On July 25, Univision mistakenly aired an advertisement wishing Puerto Rico a happy independence day. The company apologized for its mistake the next day by posting an announcement on Twitter.
Puerto Rico is a territory of the United States. It is not independent. The Island has local autonomy, which was granted by Congress and began on July 25, 1952. But it is still a territory.
Univision is not alone in its mistake. Confusion over Puerto Rico’s political status has plagued the Island ever since Congress approved the 1952 Puerto Rican constitution entitled, “The Constitution of the Commonwealth of Puerto Rico.” Upon enactment, people in Puerto Rico and throughout the broader U.S. began to refer to Puerto Rico as a “Commonwealth.”

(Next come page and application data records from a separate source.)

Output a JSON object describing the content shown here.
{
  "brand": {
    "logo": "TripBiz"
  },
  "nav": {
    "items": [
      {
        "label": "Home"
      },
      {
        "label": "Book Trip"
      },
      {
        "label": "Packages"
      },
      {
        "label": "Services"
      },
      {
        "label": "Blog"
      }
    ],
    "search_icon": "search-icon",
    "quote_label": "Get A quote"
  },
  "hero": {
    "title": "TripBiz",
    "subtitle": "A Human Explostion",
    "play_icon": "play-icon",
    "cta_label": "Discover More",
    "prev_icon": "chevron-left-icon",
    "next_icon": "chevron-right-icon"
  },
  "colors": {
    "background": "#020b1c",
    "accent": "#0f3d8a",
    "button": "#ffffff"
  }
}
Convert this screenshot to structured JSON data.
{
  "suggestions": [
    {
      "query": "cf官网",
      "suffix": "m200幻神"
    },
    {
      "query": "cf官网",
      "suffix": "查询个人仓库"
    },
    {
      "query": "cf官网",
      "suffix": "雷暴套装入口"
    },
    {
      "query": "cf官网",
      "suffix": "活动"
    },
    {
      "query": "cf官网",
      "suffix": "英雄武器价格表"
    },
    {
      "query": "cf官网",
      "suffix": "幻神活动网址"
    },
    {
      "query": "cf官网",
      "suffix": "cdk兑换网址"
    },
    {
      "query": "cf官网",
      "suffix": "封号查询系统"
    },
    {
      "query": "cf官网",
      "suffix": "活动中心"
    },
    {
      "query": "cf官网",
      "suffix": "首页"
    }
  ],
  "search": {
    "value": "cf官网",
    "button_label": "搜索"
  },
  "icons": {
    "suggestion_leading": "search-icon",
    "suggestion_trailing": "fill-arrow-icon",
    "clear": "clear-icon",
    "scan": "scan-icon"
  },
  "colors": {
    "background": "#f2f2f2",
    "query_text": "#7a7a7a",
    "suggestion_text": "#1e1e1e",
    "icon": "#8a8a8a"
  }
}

While the “Commonwealth” label is technically correct, it is also meaningless. Puerto Rico is a territory. Congress was explicit when it enacted legislation in the 1950’s that Puerto Rico’s new power was limited to internal self-government. The U.S. House of Representatives and Senate were both clear that the new constitution “would not change Puerto Rico’s fundamental political, social, and economic relationship to the United States.” Upon signing the 1952 legislation, President Truman stated that “local self-government will be vested in the people of Puerto Rico,” not expanded national powers.

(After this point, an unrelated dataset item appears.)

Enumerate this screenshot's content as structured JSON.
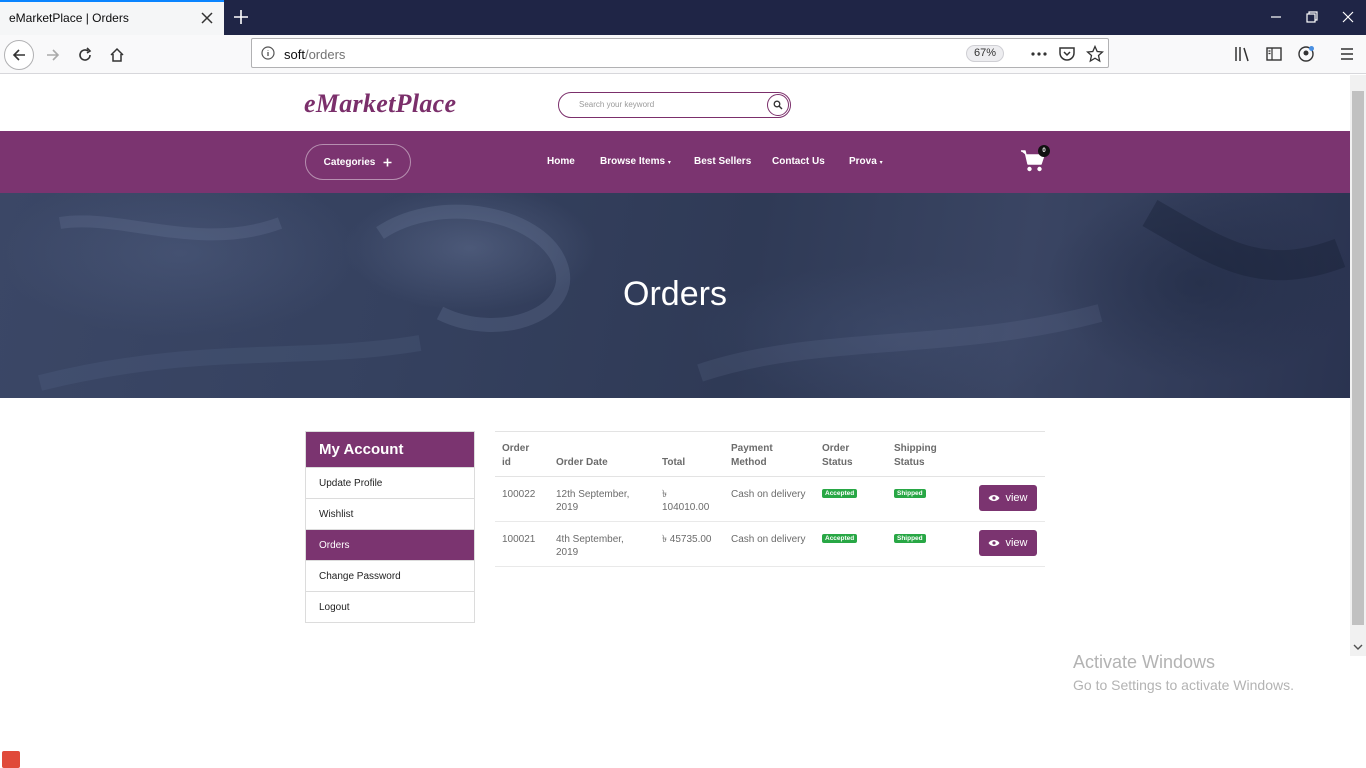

Unfortunately, the “Commonwealth” label has taken on a second meaning that is as incorrect as Univision’s independence day mistake. Under this second meaning, Puerto Rico has power beyond anything granted in the U.S. Constitution. In fact, a Puerto Rican “Commonwealth” has more power than any State.
This enhanced “Commonwealth” status has been declared unconstitutional and impossible to implement by authorities throughout the U.S. government, over successive presidencies and Congresses. Yet it is this “Commonwealth” definition – and not a territorial “Commonwealth” – that has been placed on the ballot of Puerto Rico’s past referenda (leading to inconclusive results) and is even found in the “Commonwealth”/PDP platform today. (This platform explicitly calls for “sovereignty of the people of Puerto Rico, to which is not nor should be subject to the plenary powers of the United States Congress.”)
Univision’s mistake was just the latest and most obvious in a series of mischaracterizations about Puerto Rico’s “Commonwealth” political status that has plagued the Island for six decades. If this incident can advance public education and clarify confusion over the “Commonwealth” option it will have served a valuable purpose, particularly as we approach the referendum in November.